## What you have to do
Could you reproduce every record below exactly as it stands?
Extracted information Block Start
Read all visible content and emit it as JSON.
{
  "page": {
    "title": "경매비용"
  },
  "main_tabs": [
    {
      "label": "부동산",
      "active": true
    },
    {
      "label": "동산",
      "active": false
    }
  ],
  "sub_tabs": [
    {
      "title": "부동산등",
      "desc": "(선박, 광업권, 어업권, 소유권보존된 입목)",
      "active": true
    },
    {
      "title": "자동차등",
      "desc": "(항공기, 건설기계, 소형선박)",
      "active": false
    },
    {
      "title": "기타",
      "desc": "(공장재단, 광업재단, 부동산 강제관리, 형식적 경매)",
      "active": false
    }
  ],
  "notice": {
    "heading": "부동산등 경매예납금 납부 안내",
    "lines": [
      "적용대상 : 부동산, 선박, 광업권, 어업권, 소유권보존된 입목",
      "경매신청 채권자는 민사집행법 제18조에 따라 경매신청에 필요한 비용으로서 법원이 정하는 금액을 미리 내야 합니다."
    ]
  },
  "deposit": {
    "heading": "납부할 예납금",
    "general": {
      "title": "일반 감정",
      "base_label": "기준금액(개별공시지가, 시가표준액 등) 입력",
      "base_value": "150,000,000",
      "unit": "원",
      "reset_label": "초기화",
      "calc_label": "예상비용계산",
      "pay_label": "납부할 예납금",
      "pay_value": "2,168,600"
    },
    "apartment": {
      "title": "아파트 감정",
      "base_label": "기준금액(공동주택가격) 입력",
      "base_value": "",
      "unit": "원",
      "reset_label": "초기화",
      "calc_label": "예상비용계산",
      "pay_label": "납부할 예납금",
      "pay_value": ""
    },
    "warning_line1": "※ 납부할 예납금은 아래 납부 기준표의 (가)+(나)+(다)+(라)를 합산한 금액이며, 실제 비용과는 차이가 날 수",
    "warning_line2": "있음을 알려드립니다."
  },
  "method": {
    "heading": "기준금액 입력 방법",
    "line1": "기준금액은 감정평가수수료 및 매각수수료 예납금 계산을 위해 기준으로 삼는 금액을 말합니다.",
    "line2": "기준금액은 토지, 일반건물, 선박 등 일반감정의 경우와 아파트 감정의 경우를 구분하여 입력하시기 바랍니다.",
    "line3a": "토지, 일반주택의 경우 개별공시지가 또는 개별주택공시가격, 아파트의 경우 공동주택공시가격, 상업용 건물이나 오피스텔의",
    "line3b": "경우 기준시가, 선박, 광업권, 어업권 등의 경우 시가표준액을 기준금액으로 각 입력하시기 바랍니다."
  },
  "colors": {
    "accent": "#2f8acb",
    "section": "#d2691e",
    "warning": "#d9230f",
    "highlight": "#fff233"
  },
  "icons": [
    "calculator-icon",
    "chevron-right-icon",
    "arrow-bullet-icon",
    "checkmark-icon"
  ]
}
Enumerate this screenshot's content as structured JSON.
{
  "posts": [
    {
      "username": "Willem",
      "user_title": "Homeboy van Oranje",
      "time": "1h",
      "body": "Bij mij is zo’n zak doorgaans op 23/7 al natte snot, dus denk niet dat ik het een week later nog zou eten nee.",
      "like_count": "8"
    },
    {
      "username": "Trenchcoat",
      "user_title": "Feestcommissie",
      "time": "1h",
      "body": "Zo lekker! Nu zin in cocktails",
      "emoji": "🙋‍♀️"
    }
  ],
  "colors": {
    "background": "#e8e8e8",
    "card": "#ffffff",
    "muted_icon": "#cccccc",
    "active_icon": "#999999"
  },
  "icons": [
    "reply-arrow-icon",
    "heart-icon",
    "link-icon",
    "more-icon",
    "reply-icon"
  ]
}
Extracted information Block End
## Exercise solution
Read all visible content and emit it as JSON.
{
  "page": {
    "title": "경매비용"
  },
  "main_tabs": [
    {
      "label": "부동산",
      "active": true
    },
    {
      "label": "동산",
      "active": false
    }
  ],
  "sub_tabs": [
    {
      "title": "부동산등",
      "desc": "(선박, 광업권, 어업권, 소유권보존된 입목)",
      "active": true
    },
    {
      "title": "자동차등",
      "desc": "(항공기, 건설기계, 소형선박)",
      "active": false
    },
    {
      "title": "기타",
      "desc": "(공장재단, 광업재단, 부동산 강제관리, 형식적 경매)",
      "active": false
    }
  ],
  "notice": {
    "heading": "부동산등 경매예납금 납부 안내",
    "lines": [
      "적용대상 : 부동산, 선박, 광업권, 어업권, 소유권보존된 입목",
      "경매신청 채권자는 민사집행법 제18조에 따라 경매신청에 필요한 비용으로서 법원이 정하는 금액을 미리 내야 합니다."
    ]
  },
  "deposit": {
    "heading": "납부할 예납금",
    "general": {
      "title": "일반 감정",
      "base_label": "기준금액(개별공시지가, 시가표준액 등) 입력",
      "base_value": "150,000,000",
      "unit": "원",
      "reset_label": "초기화",
      "calc_label": "예상비용계산",
      "pay_label": "납부할 예납금",
      "pay_value": "2,168,600"
    },
    "apartment": {
      "title": "아파트 감정",
      "base_label": "기준금액(공동주택가격) 입력",
      "base_value": "",
      "unit": "원",
      "reset_label": "초기화",
      "calc_label": "예상비용계산",
      "pay_label": "납부할 예납금",
      "pay_value": ""
    },
    "warning_line1": "※ 납부할 예납금은 아래 납부 기준표의 (가)+(나)+(다)+(라)를 합산한 금액이며, 실제 비용과는 차이가 날 수",
    "warning_line2": "있음을 알려드립니다."
  },
  "method": {
    "heading": "기준금액 입력 방법",
    "line1": "기준금액은 감정평가수수료 및 매각수수료 예납금 계산을 위해 기준으로 삼는 금액을 말합니다.",
    "line2": "기준금액은 토지, 일반건물, 선박 등 일반감정의 경우와 아파트 감정의 경우를 구분하여 입력하시기 바랍니다.",
    "line3a": "토지, 일반주택의 경우 개별공시지가 또는 개별주택공시가격, 아파트의 경우 공동주택공시가격, 상업용 건물이나 오피스텔의",
    "line3b": "경우 기준시가, 선박, 광업권, 어업권 등의 경우 시가표준액을 기준금액으로 각 입력하시기 바랍니다."
  },
  "colors": {
    "accent": "#2f8acb",
    "section": "#d2691e",
    "warning": "#d9230f",
    "highlight": "#fff233"
  },
  "icons": [
    "calculator-icon",
    "chevron-right-icon",
    "arrow-bullet-icon",
    "checkmark-icon"
  ]
}
Enumerate this screenshot's content as structured JSON.
{
  "posts": [
    {
      "username": "Willem",
      "user_title": "Homeboy van Oranje",
      "time": "1h",
      "body": "Bij mij is zo’n zak doorgaans op 23/7 al natte snot, dus denk niet dat ik het een week later nog zou eten nee.",
      "like_count": "8"
    },
    {
      "username": "Trenchcoat",
      "user_title": "Feestcommissie",
      "time": "1h",
      "body": "Zo lekker! Nu zin in cocktails",
      "emoji": "🙋‍♀️"
    }
  ],
  "colors": {
    "background": "#e8e8e8",
    "card": "#ffffff",
    "muted_icon": "#cccccc",
    "active_icon": "#999999"
  },
  "icons": [
    "reply-arrow-icon",
    "heart-icon",
    "link-icon",
    "more-icon",
    "reply-icon"
  ]
}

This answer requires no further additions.